Standing in front of the gates of the Quebec City Muslim Cemetery, Boufeldja Benabdallah reflects on the more than two decades he spent trying to establish a local burial ground for his community.
"It was 22 years of fighting, research and meetings," he said. "People were burying their loved ones at the Muslim cemetery in Montreal."
Benabdallah, who is the cemetery director and co-founder of the Quebec City Islamic Cultural Centre, said it was extremely difficult to find land that was available, affordable and properly zoned.
Reda Bouchelaghem of the Association Culturelle Islamique de l'Estrie (ACIE) in Quebec's Eastern Townships said his group faced similar challenges.
Both men say it took a tragedy that shocked the country for their cemeteries to see the light of day.
Quebec City mosque attack
It has been five years since the deadly attack on the Quebec City mosque. On Jan. 29, 2017, six members of Benabdallah's congregation were killed, and five others were critically injured when a gunman entered the city's Islamic Cultural Centre during evening prayers. One of the injured is still in a wheelchair. Alexandre Bissonnette is serving two concurrent life sentences for the killings.
Following the shootings, the bodies of five of the six Muslim men killed were sent to their countries of origin. The sixth was buried in Laval, Que., which at the time had the only two Muslim cemeteries in Quebec.
According to Islamic tradition, the body of a deceased Muslim is to be washed, shrouded and a communal prayer performed before it is interred in the shortest possible time after death — something that's been historically difficult for Muslims in Canada.
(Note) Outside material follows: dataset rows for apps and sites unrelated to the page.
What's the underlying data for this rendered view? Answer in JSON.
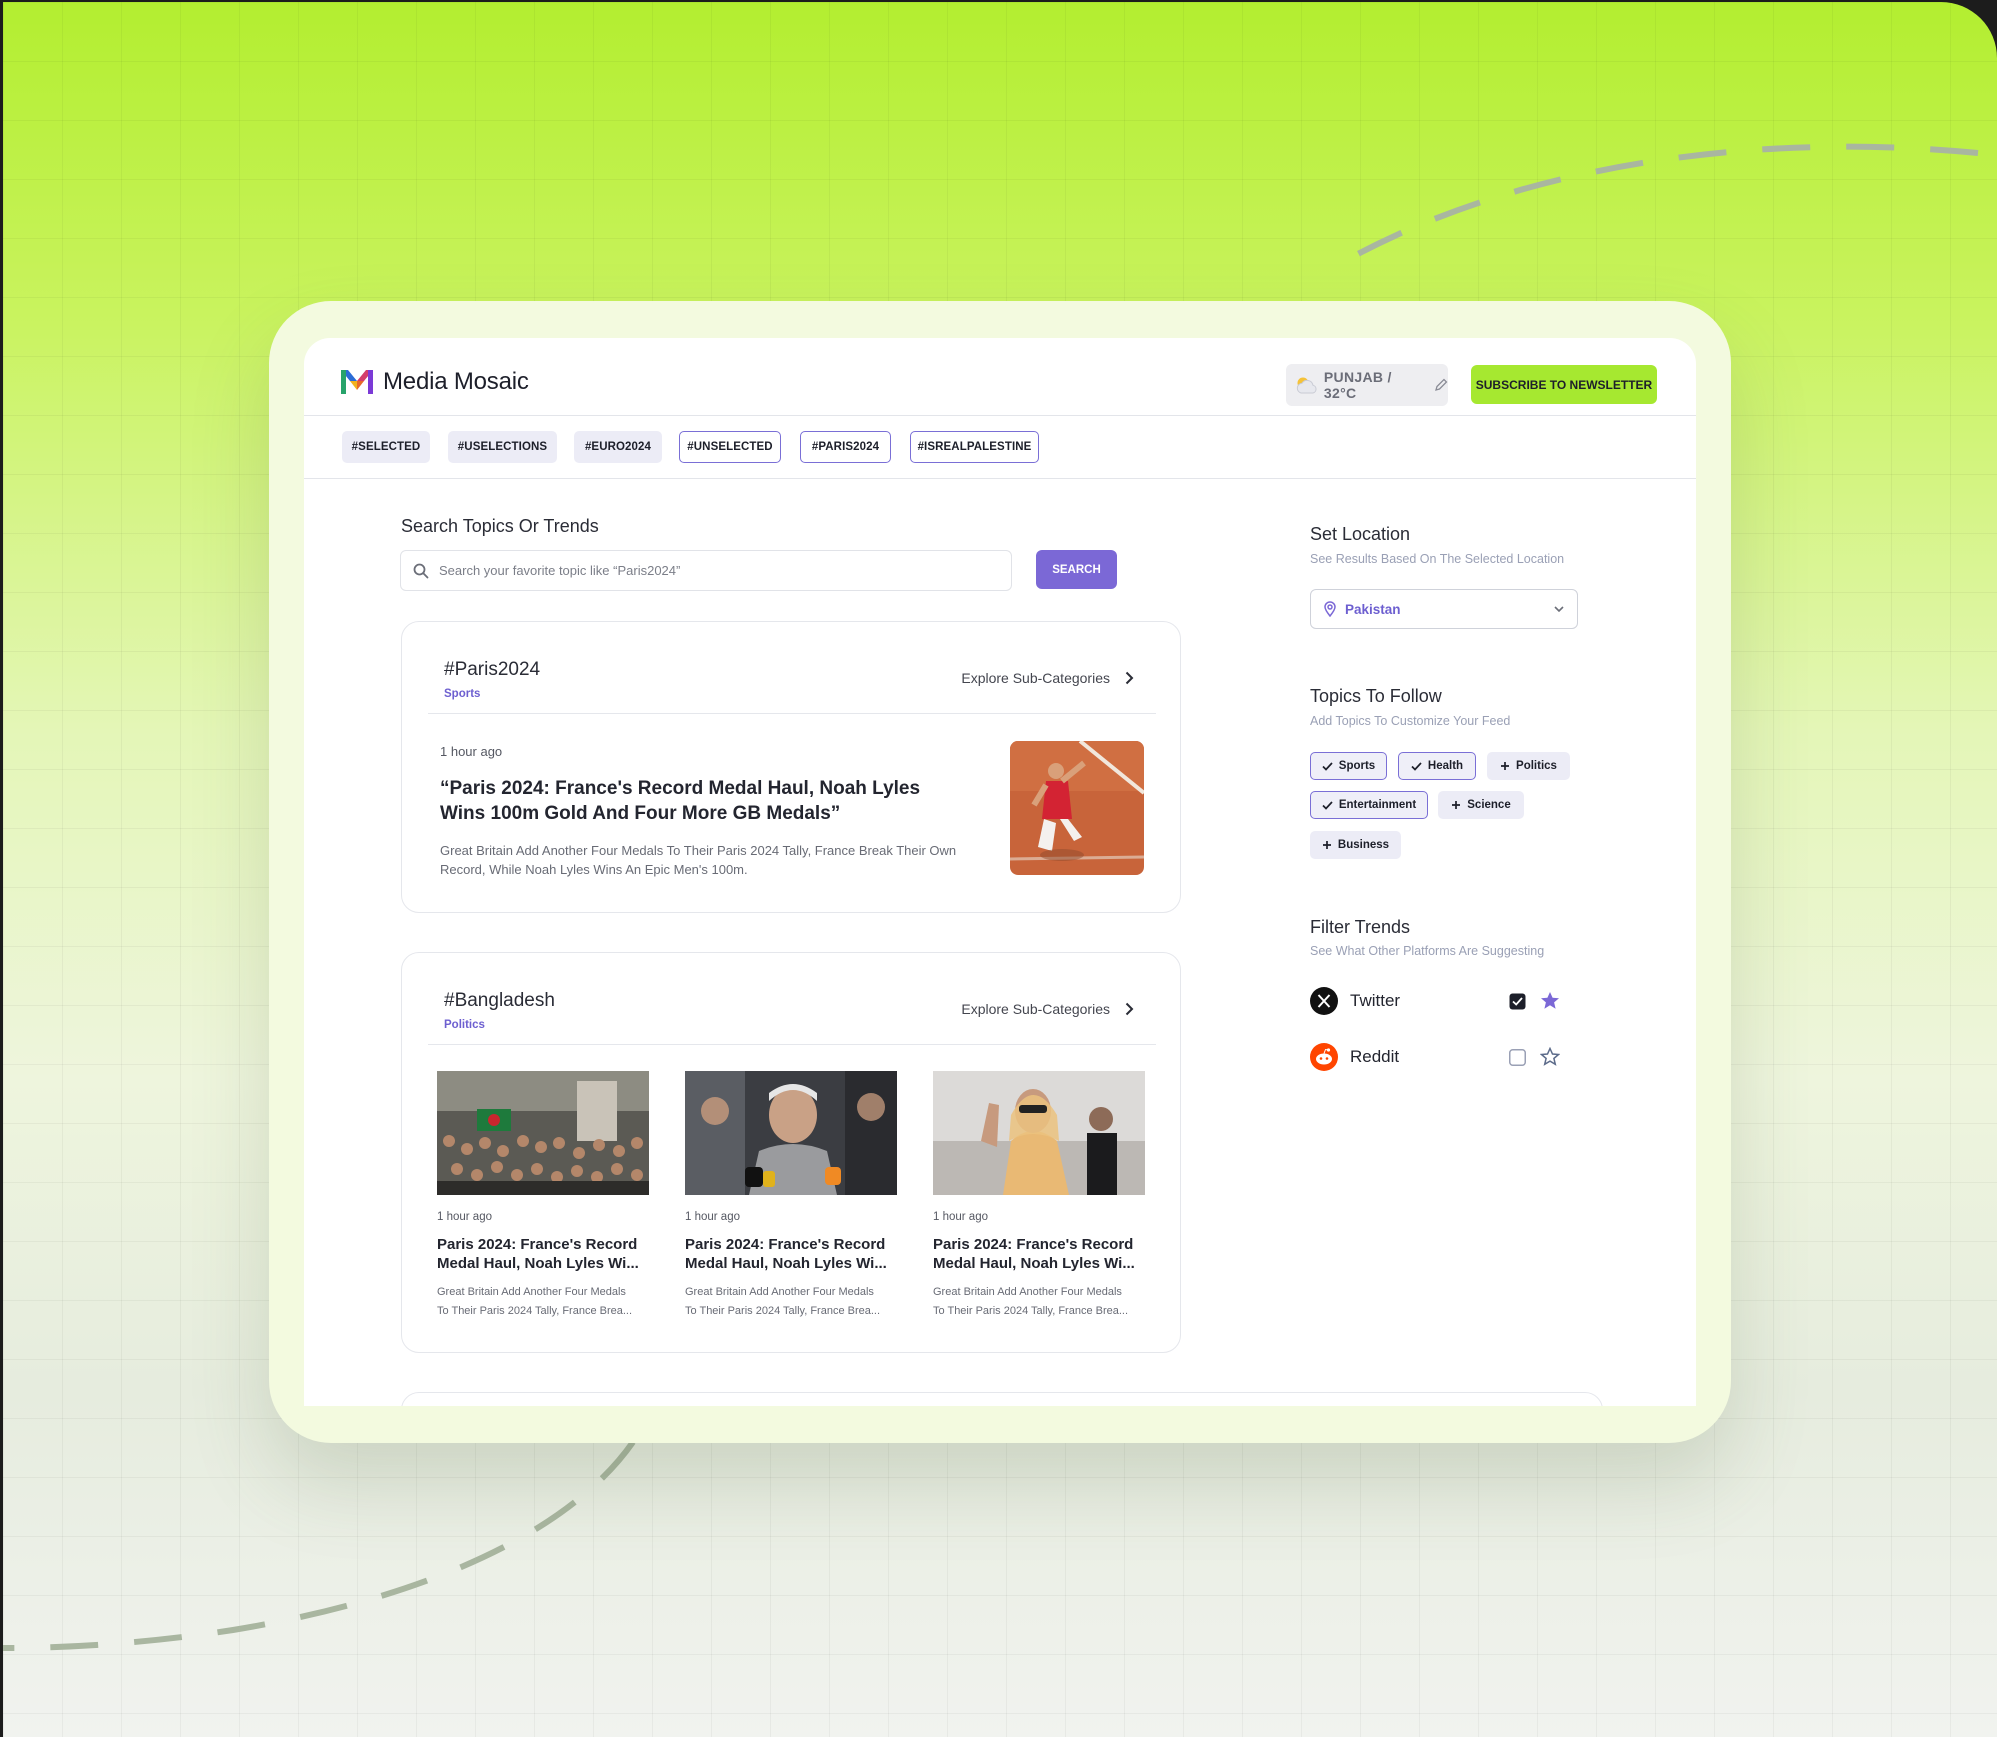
{
  "header": {
    "brand": "Media Mosaic",
    "weather": "PUNJAB / 32°C",
    "subscribe_label": "SUBSCRIBE TO NEWSLETTER"
  },
  "tags": [
    {
      "label": "#SELECTED",
      "state": "selected"
    },
    {
      "label": "#USELECTIONS",
      "state": "selected"
    },
    {
      "label": "#EURO2024",
      "state": "selected"
    },
    {
      "label": "#UNSELECTED",
      "state": "unselected"
    },
    {
      "label": "#PARIS2024",
      "state": "unselected"
    },
    {
      "label": "#ISREALPALESTINE",
      "state": "unselected"
    }
  ],
  "search": {
    "title": "Search Topics Or Trends",
    "placeholder": "Search your favorite topic like “Paris2024”",
    "button_label": "SEARCH"
  },
  "feed": [
    {
      "title": "#Paris2024",
      "category": "Sports",
      "explore_label": "Explore Sub-Categories",
      "story": {
        "time": "1 hour ago",
        "title": "“Paris 2024: France's Record Medal Haul, Noah Lyles Wins 100m Gold And Four More GB Medals”",
        "description": "Great Britain Add Another Four Medals To Their Paris 2024 Tally, France Break Their Own Record, While Noah Lyles Wins An Epic Men's 100m."
      }
    },
    {
      "title": "#Bangladesh",
      "category": "Politics",
      "explore_label": "Explore Sub-Categories",
      "stories": [
        {
          "time": "1 hour ago",
          "title": "Paris 2024: France's Record\nMedal Haul, Noah Lyles Wi...",
          "description": "Great Britain Add Another Four Medals\nTo Their Paris 2024 Tally, France Brea..."
        },
        {
          "time": "1 hour ago",
          "title": "Paris 2024: France's Record\nMedal Haul, Noah Lyles Wi...",
          "description": "Great Britain Add Another Four Medals\nTo Their Paris 2024 Tally, France Brea..."
        },
        {
          "time": "1 hour ago",
          "title": "Paris 2024: France's Record\nMedal Haul, Noah Lyles Wi...",
          "description": "Great Britain Add Another Four Medals\nTo Their Paris 2024 Tally, France Brea..."
        }
      ]
    }
  ],
  "sidebar": {
    "location": {
      "title": "Set Location",
      "subtitle": "See Results Based On The Selected Location",
      "selected": "Pakistan"
    },
    "topics": {
      "title": "Topics To Follow",
      "subtitle": "Add Topics To Customize Your Feed",
      "items": [
        {
          "label": "Sports",
          "followed": true
        },
        {
          "label": "Health",
          "followed": true
        },
        {
          "label": "Politics",
          "followed": false
        },
        {
          "label": "Entertainment",
          "followed": true
        },
        {
          "label": "Science",
          "followed": false
        },
        {
          "label": "Business",
          "followed": false
        }
      ]
    },
    "filters": {
      "title": "Filter Trends",
      "subtitle": "See What Other Platforms Are Suggesting",
      "platforms": [
        {
          "name": "Twitter",
          "checked": true,
          "starred": true,
          "icon": "x-logo-icon"
        },
        {
          "name": "Reddit",
          "checked": false,
          "starred": false,
          "icon": "reddit-logo-icon"
        }
      ]
    }
  },
  "colors": {
    "accent": "#7b68d6",
    "brand_green": "#a6e830"
  }
}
A few months after the attack, Benabdallah found a potential cemetery site in Saint-Apollinaire, a town of 6,000 about 45 kilometres south of Quebec City. The mayor of Saint-Apollinaire approved an Islamic cemetery, but a group of residents protested the project. They pushed the issue to a municipal referendum, where it was voted down.
Former mayor Régis Labeaume steps in
Benabdallah instead got the ear of Quebec City's then-mayor Régis Labeaume, who said he was determined to work with the city's Muslim community in an effort to heal and move forward after the 2017 attack.
In the days after the shooting rampage at the mosque, Labeaume promised to find a suitable site for a Muslim cemetery.
"We are working with them to see what they need. We will help them," he said at the time.
It was Labeaume who later found a parcel of land on Frank-Carrel Street in the same Sainte-Foy neighbourhood as the Quebec City mosque.
"He knew the difficulties we were having, and all of a sudden, he found a site that belonged to the city and was already zoned for a cemetery," said Benabdallah.
After raising more than $250,000 in donations, the Quebec City Islamic Cultural Centre signed a purchase agreement with the city in 2019. The cemetery opened in June 2020, and since then, 16 Muslims have been buried there.
Labeaume's gesture "really touched the community," Benabdallah said.
Muslim cemetery in Sherbrooke
In the Eastern Townships, Bouchelaghem shares a similar story. The Sherbrooke man who first came to the region 20 years ago started looking for a burial ground for Muslims in 2015.
"Back then, it felt like we were running up against a wall, but things eventually started to open up for us," he said, "specifically after the attack in Quebec City."
In 2018, the City of Sherbrooke agreed to sell the Islamic cultural association a small site in the north end of the city, near Victoria Park. Following a fundraising campaign and approval from the province, the cemetery opened last November.
"Now Muslims who live here in Sherbrooke don't have to visit Montreal to lay flowers on a grave," said Bouchelaghem. "It's an enormous gain ... spiritually and emotionally."
CBC reached out to city officials in Quebec City and Sherbrooke to ask about the impact the 2017 mosque attack had on their relationships with the Muslim community but did not hear back.
Putting down roots
Bouchelaghem has watched Sherbrooke's Muslim community grow over the past two decades, as more international students arrived to study at Bishop's University and waves of Syrian refugees and other immigrants settled in the region.
He says language challenges for Muslim immigrants who don't speak French and Quebec's Bill 21 — which bans some civil servants from wearing religious symbols at work — have driven some Muslims out of the province, but many in the community consider it home.
"We're here to stay," he said. "The majority of the community, we're well established here. We have work, our children go to school here, and we're working to advance our society."
For Benabdallah, the establishment of the Quebec City cemetery is a sign of progress.
"When someone decides they want to be buried here and puts it in their will, it's a sign of integration," he said. "It's a sign to the family, to the children [that] this is somewhere we can live."
As he pondered the fifth anniversary of the mosque attack, Benabdallah said he thinks of the lives that were lost, the people who were hurt — and the fact he and his friends were targeted because of their religion.
"We have that obligation to commemorate and remember those moments, to remember our brothers and those who were injured," he said.
But while attitudes toward Muslims have improved, he said, the broader fight against discrimination must continue.
"The cries of hate haven't disappeared. Islamophobia persists … but these things, we can change," he said.